Belinda said...

One of my goals is to answer questions with fewer answers and more questions. You gave such a wonderful example of how to do that and how much better it is to help someone find the answers they already know. Thank you for being a great teacher as well as voice.

Kris S. said...

What Belinda said. "Fewer answers and more questions" nails it for me. Thanks for another insightful blog, Dave.

Kristin said...

Happy New Year you guys! Dave, you did a great job handling that with Ruby. That lesson will stick with her and help more in the long run than you simply telling her the same lesson would have.

Unknown said...

I'm so grateful that I discovered your blog in 2009. Connecting with your life has become part of my morning ritual. What you write is so intimate that sometimes I feel a little guilty for reading it--and then I remember that you put it out there for the world to read. :-)

Thanks for the way you helped Ruby remember that she has choices. She's a most fortunate little girl to have you as a friend. And your readers are fortunate to have you as well.

Happy New Year to you and Joe. You are rare human beings. I wish you much happiness in 2010.

FridaWrites said...

All right.

Okay. I'm getting the PT who wrote the wheelchair eval. to send a copy of it to the doctor who said I didn't need one. Bedbound 21 to 22 hours a day? Not normal. But not my fault.

Anonymous said...

Good luck to little Ruby. I hope that with this minor instance of abuse (even though the abuser is another child, it is still abuse in my book), and the great lesson she learned, she will be better prepared to deal with other abusers who may come into her life, however briefly.

And good luck to you, in your year.

Susan said...

The Year of Voice. Count me in.

Anonymous said...

Tonight I made the Vegetarian Shepherds Pie recipe from your book, "do be do?"

And it was delicious, marvelous! The perfect comfort food, for a cold and windy January night.

Thank you!

Happy New Year.
North Vancouver, Canada

Anonymous said...

Vegetarian Shepherd's pie might be a good idea as well for someone who isn't feeling 100%


Gary Miller said...

How I wish, at the age of 7 or 8, I had the courage to say 'No' or the belief that, if I talked to my parents, I wouldn't be seen as a 'Naughty boy'.
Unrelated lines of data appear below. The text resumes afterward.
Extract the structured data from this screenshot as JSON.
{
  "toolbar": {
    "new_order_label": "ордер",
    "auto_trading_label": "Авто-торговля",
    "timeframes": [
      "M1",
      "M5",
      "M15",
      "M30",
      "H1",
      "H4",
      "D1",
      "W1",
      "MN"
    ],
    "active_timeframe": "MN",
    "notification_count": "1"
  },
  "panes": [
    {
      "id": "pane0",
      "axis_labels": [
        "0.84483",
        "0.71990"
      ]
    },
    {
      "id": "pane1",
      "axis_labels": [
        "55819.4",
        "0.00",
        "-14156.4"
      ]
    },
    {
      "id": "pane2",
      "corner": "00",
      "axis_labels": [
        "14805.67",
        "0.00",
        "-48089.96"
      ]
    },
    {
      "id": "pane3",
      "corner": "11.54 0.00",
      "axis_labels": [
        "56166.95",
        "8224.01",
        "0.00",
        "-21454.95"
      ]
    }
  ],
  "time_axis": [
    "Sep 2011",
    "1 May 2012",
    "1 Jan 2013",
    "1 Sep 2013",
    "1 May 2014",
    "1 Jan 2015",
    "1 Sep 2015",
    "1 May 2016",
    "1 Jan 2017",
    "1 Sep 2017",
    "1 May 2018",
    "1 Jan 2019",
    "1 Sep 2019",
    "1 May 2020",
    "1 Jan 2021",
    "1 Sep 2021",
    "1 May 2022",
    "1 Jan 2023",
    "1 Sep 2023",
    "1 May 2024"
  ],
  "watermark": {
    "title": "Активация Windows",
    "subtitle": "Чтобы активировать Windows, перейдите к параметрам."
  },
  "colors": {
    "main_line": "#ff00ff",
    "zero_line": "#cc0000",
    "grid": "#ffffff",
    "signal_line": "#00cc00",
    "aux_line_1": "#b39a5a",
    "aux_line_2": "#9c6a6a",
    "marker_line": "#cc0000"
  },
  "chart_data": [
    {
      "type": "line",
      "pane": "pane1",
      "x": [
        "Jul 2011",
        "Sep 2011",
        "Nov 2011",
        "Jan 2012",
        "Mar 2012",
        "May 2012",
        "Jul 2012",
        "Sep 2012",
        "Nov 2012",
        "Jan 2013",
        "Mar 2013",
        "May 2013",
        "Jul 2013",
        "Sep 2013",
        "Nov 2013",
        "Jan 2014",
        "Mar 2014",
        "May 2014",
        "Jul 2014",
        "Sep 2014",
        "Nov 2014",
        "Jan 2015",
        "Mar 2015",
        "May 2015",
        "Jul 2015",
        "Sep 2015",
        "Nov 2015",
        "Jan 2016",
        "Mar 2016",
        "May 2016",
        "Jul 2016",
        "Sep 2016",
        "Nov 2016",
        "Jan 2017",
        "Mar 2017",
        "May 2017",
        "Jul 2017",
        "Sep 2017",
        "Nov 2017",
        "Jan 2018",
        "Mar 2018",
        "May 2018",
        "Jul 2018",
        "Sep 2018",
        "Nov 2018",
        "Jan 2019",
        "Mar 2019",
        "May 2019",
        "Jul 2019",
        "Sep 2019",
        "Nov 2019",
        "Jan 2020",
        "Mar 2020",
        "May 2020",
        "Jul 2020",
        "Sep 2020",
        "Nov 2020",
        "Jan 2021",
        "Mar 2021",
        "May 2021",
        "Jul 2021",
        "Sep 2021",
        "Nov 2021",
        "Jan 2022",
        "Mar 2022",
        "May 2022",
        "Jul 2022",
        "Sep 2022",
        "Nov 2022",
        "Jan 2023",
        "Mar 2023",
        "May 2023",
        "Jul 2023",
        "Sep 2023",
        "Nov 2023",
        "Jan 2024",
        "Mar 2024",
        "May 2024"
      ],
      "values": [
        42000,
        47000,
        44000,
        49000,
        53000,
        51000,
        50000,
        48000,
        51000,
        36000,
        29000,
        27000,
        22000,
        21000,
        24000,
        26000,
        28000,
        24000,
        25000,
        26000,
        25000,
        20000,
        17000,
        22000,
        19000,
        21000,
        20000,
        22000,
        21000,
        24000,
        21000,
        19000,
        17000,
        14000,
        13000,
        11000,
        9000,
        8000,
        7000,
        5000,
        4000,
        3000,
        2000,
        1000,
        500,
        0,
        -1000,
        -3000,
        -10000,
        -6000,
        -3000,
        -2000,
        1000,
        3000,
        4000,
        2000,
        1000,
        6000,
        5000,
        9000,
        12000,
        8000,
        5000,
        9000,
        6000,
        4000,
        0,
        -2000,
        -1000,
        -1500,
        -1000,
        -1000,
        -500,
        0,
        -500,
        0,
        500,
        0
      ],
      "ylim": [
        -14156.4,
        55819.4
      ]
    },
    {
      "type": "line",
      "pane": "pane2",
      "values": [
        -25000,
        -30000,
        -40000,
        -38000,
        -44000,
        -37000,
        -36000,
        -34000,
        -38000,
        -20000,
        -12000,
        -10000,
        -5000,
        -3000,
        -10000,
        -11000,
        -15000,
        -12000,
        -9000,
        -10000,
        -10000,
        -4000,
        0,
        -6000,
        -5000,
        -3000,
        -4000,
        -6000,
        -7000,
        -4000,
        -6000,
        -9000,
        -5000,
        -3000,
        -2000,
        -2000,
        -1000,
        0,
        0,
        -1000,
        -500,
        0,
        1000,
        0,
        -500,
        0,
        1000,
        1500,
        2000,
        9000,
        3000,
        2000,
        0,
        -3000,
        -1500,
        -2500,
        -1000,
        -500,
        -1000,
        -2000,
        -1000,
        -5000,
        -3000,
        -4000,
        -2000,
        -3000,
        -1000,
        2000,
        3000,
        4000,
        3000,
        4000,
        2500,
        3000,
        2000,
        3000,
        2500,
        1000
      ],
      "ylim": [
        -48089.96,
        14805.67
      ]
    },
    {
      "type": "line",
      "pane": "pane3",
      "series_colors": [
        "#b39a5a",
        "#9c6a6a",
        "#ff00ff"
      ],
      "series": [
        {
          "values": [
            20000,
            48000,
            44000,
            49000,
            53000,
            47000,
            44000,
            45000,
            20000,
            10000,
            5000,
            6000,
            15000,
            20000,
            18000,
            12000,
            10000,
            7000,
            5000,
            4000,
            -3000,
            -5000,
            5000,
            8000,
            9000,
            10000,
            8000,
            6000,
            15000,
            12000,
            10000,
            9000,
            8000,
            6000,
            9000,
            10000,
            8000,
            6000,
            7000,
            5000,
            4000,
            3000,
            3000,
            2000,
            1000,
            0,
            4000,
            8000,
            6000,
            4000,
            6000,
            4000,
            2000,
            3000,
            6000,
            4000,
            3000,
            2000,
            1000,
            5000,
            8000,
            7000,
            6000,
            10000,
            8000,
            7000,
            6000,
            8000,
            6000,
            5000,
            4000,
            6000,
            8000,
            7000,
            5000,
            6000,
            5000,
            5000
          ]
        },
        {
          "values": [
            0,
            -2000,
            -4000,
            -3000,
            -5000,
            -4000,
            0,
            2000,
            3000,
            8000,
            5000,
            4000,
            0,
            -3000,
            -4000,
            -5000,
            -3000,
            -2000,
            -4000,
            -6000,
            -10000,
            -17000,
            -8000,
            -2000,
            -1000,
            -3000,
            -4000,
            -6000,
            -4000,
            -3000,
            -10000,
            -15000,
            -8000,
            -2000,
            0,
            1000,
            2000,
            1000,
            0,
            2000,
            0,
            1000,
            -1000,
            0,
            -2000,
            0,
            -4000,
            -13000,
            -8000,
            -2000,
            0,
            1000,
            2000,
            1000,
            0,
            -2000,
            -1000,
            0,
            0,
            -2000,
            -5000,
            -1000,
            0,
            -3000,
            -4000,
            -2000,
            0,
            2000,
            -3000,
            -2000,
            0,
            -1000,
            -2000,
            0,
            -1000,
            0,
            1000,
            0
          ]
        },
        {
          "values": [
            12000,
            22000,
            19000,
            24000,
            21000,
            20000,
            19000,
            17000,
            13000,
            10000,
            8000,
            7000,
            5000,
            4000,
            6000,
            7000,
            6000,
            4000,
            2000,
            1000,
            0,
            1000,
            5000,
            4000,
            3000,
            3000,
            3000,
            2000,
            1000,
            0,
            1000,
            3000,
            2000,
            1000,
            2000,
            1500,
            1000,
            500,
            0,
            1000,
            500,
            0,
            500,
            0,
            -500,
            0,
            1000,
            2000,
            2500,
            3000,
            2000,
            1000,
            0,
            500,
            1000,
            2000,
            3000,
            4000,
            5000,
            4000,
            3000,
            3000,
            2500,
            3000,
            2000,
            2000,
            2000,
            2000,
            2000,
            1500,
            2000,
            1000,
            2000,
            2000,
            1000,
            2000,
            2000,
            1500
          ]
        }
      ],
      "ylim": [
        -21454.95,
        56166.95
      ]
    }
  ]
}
I'm glad that Ruby, at the tender age of 3, can think like that and realise that she has a voice and, more importantly, that it can be used.

Thanks for the post Dave. Happy New Year to you all.

Cynthia F. said...

Wow, you have a mom and dad? Seriously, would you ever consider blogging about that relationship? I get the sense that your childhood was pretty miserable, but have things evolved over the years?

Princeton Posse said...

OK, A bit late but still, All the very best in the New Year Dave.